Balance transfers help consolidate your debt and decrease your interest rates. With a balance transfer, you move your credit card balance to a new card with a lower interest rate. The new card is basically used to pay off the owed balance of your old card. While you may have to pay a balance transfer fee, in many cases the amount you can save with the lower interest rate is still greater than the fee.
- The good
You save money on interest and consolidate your payments.
- The bad
The lower interest rate of your new card isn’t permanent. For example, 0% introductory APR credit cards only offer that rate for a limited time.
Debt Consolidation Loan
A debt consolidation loan is a low-interest personal loan that’s taken out to pay off high-interest debt. Debt consolidation allows you to get out of debt quickly, leaving you with just the loan to pay off in monthly installments.
- The good
A debt consolidation loan lets you consolidate multiple credit card balances into a single monthly payment with a low-interest rate. You can repay your debt quicker than if you tried paying off all your credit cards at once.
- The bad
It’s possible that you may not get a better rate on your loan than what your credit cards currently charge. Again, make sure to read the fine print and compare the interest rates.
Other Debt Repayment Strategies
Other strategies to pay off revolving debt include:
Pay More Than Minimum
Try to pay more than your card’s minimum balance. It will help you pay off your balance faster and owe less interest.
Create a budget to help keep your spending under control. You could try following the 50/30/20 budget rule, in which you allot 50% of your budget to what you need, 30% to what you want, and 20% to your savings.2
Consider a Debt Management Plan
If your debt is continuing to rise and you feel overwhelmed, consider a debt management plan. Debt management plans, offered by credit counseling agencies, can help you pay back your unsecured debts by putting you on a repayment plan.
Lower Your Interest Rates
Lowering your interest rates can help you pay off debt quickly. Here are a few ideas
Get a Credit Card With a Lower Interest Rate
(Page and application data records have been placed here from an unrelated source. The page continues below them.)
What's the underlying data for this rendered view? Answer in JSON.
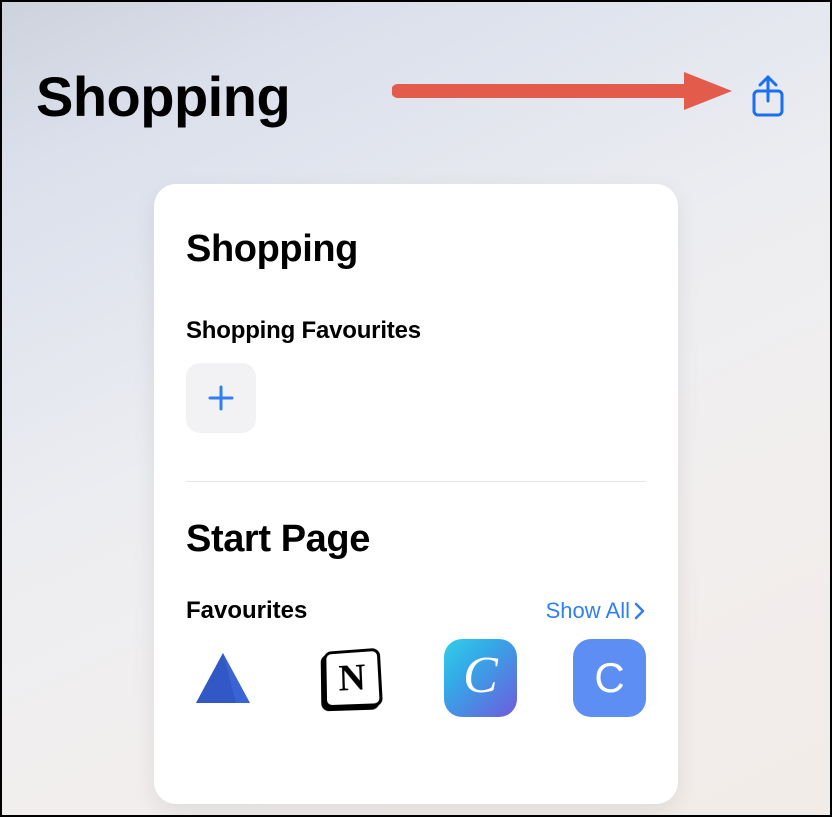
{
  "header": {
    "title": "Shopping",
    "share_label": "Share"
  },
  "card": {
    "title": "Shopping",
    "shopping_favourites_label": "Shopping Favourites",
    "add_label": "Add"
  },
  "startpage": {
    "title": "Start Page",
    "favourites_label": "Favourites",
    "show_all_label": "Show All",
    "icons": [
      {
        "name": "azure",
        "glyph": ""
      },
      {
        "name": "notion",
        "glyph": "N"
      },
      {
        "name": "canva",
        "glyph": "C"
      },
      {
        "name": "c-app",
        "glyph": "C"
      }
    ]
  },
  "colors": {
    "accent": "#1b6ff2",
    "arrow": "#e35b4a"
  }
}
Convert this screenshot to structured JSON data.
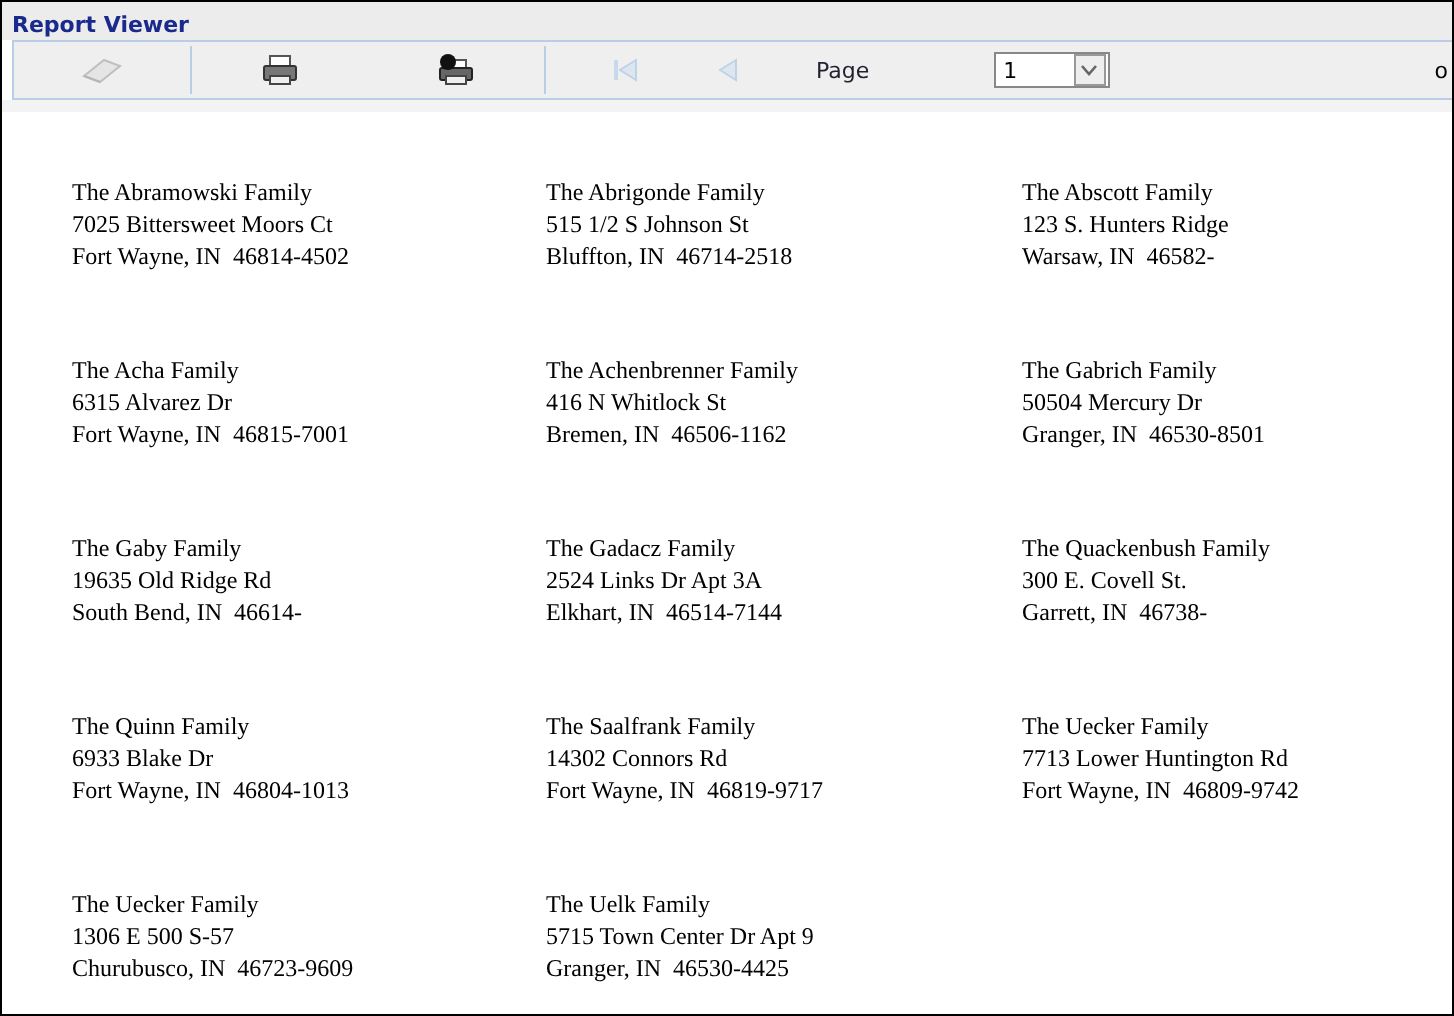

Depending on your credit rating, you may be eligible for a credit card with a better interest rate than your current card. This could even include a card with a 0% introductory interest rate.
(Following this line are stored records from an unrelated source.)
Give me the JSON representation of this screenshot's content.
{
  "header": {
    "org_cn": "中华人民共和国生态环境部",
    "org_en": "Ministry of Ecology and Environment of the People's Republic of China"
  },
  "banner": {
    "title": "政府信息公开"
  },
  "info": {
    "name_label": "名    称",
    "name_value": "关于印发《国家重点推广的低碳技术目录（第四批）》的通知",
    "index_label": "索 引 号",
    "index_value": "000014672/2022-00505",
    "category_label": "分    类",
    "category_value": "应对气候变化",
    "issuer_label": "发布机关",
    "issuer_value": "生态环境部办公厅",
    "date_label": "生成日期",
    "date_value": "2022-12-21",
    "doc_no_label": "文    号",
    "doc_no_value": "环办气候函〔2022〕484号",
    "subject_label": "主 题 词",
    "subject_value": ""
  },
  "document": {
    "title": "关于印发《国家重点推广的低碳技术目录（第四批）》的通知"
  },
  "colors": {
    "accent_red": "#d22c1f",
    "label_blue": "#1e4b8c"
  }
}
Get a Balance Transfer Card with a Low or 0% Introductory Interest Rate
Another possibility is to get a balance transfer credit card with a lower interest rate or a 0% introductory APR. A balance transfer allows you to move debt from one credit card to another. You’ll still have the same amount of debt, but if you’re able to get a 0% introductory rate, your debt won’t increase as you work to pay it off.
Consolidate Debt With a Personal Loan
For those with a lot of debt at a high interest rate, one way to get out of debt is with debt consolidation through apersonal loan. Personal loans tend to have lower interest rates than credit cards. With a personal loan, it can be easier to track exactly how much you owe each month and how long it will take to pay off. Personal loans come with fixed interest rates, monthly payments and repayment periods.
Consolidate Student Loan Debt
If student loans are your biggest contributor to debt, there are resources that can help. Consider student loan consolidation or an income-based repayment plan. There also are certain situations that allow you to have your federal student loans forgiven, canceled, or discharged.